### PROBLEM TO SOLVE
Identify every line in the records below that contains the word "ريال", and reproduce each one.

### Excerpts from an interface dataset
>>>

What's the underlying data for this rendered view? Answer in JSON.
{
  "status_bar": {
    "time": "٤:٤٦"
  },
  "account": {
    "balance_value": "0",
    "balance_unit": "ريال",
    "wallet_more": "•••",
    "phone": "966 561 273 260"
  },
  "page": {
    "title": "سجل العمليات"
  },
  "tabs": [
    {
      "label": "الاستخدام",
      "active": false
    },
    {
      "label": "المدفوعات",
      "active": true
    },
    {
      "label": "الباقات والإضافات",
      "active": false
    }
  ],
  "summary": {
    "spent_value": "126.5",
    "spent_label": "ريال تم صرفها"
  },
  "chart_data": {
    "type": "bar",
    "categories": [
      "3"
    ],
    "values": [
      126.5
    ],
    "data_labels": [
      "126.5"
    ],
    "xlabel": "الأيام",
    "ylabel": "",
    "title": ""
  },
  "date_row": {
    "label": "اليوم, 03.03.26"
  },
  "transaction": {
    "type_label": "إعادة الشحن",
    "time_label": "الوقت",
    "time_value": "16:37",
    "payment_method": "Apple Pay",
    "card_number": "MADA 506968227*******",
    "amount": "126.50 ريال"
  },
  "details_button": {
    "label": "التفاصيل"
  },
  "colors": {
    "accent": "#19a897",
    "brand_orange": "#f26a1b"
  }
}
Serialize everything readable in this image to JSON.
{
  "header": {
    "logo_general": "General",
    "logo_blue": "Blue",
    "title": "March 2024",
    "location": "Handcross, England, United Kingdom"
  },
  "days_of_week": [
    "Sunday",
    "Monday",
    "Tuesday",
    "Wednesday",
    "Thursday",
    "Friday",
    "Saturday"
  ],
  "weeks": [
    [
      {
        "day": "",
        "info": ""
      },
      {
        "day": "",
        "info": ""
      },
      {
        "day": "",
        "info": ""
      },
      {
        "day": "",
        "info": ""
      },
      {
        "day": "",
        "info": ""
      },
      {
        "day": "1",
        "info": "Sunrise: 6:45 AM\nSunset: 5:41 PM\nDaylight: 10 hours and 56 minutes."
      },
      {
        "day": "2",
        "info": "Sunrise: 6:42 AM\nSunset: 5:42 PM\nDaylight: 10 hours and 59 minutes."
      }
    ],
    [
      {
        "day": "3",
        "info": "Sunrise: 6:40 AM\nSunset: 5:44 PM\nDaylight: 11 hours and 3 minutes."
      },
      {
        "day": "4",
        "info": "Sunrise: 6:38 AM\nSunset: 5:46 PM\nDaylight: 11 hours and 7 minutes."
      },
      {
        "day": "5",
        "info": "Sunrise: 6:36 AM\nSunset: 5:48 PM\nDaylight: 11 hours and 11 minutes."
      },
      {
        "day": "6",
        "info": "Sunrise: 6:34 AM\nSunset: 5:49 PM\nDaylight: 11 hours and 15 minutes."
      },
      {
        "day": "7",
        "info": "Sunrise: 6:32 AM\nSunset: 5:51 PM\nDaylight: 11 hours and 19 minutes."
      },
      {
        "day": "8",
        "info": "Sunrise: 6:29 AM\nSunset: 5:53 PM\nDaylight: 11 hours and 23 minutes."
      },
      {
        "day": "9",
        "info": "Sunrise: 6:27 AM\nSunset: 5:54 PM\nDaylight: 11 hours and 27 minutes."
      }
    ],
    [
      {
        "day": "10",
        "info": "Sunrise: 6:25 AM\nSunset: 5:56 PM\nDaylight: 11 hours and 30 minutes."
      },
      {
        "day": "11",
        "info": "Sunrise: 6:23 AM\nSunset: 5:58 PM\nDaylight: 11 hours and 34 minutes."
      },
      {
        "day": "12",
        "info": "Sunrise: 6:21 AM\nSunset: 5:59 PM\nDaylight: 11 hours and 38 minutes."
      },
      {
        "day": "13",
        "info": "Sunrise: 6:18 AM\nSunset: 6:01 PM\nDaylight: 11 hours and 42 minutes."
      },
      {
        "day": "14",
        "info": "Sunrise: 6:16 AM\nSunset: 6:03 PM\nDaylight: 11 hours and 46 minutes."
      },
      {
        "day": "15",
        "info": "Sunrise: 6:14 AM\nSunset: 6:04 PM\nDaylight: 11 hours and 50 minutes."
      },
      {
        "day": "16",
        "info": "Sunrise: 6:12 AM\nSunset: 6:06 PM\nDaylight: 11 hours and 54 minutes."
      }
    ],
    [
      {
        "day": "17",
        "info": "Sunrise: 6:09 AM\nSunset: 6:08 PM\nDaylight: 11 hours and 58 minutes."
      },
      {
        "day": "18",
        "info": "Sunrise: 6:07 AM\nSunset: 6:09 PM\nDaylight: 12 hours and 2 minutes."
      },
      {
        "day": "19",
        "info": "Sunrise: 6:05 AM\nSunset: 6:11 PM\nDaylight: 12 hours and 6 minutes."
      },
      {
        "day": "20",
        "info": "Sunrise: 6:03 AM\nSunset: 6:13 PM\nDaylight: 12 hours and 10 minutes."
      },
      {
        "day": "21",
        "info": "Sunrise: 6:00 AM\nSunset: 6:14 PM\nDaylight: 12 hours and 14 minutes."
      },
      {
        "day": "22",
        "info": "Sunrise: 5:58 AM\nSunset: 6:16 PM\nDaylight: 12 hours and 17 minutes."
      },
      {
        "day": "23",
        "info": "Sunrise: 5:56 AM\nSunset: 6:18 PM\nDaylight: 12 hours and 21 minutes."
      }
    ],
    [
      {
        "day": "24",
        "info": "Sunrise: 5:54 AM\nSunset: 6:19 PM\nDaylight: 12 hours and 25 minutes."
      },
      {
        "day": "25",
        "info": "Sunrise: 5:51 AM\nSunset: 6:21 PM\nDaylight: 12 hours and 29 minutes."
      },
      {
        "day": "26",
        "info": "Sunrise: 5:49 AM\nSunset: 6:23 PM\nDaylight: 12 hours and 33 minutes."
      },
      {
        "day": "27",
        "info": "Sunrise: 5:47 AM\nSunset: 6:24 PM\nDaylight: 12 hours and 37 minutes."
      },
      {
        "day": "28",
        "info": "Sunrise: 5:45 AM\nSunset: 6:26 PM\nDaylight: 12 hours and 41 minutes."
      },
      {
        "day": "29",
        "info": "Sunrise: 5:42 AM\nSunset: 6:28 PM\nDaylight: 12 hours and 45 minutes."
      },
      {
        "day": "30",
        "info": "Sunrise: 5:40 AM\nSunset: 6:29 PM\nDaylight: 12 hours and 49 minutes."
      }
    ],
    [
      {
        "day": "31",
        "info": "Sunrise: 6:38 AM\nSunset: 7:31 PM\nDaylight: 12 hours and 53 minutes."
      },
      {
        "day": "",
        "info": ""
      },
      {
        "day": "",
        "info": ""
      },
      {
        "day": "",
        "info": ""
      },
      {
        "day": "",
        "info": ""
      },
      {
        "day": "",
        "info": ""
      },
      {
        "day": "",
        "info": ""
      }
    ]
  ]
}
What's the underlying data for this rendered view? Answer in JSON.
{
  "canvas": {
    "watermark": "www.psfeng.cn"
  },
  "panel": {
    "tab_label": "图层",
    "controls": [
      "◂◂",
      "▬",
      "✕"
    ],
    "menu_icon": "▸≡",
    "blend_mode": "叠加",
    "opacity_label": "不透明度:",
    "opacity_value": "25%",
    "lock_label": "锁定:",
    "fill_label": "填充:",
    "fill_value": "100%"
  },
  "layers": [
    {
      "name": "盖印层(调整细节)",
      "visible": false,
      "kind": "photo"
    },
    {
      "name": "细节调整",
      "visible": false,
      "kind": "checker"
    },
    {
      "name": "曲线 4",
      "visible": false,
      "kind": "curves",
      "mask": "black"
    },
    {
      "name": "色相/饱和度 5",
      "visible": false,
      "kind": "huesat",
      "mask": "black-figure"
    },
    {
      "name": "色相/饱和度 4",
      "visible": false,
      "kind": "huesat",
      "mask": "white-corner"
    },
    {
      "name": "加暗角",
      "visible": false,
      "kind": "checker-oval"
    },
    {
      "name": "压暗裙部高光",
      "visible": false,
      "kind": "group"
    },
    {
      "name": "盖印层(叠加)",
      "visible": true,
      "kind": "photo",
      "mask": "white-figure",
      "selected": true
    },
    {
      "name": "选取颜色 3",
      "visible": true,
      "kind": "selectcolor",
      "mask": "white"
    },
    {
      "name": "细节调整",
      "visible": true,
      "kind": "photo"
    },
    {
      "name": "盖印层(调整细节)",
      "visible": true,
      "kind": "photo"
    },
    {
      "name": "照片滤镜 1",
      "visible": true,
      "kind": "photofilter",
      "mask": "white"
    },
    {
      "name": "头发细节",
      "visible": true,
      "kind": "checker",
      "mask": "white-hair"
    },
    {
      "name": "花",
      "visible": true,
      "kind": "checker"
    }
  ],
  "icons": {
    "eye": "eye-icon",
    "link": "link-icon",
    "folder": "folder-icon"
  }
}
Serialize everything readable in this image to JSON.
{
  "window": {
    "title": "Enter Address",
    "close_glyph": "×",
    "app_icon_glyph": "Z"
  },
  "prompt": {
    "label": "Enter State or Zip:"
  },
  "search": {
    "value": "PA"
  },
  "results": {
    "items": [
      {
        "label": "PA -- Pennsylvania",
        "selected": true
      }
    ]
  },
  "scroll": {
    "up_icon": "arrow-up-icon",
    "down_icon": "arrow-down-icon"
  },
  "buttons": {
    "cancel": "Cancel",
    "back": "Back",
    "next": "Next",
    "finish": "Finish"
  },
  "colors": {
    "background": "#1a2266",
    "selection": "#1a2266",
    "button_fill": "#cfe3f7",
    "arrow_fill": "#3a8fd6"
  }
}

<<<

### WRITTEN SOLUTION
    "balance_unit": "ريال",
    "spent_label": "ريال تم صرفها"
    "amount": "126.50 ريال"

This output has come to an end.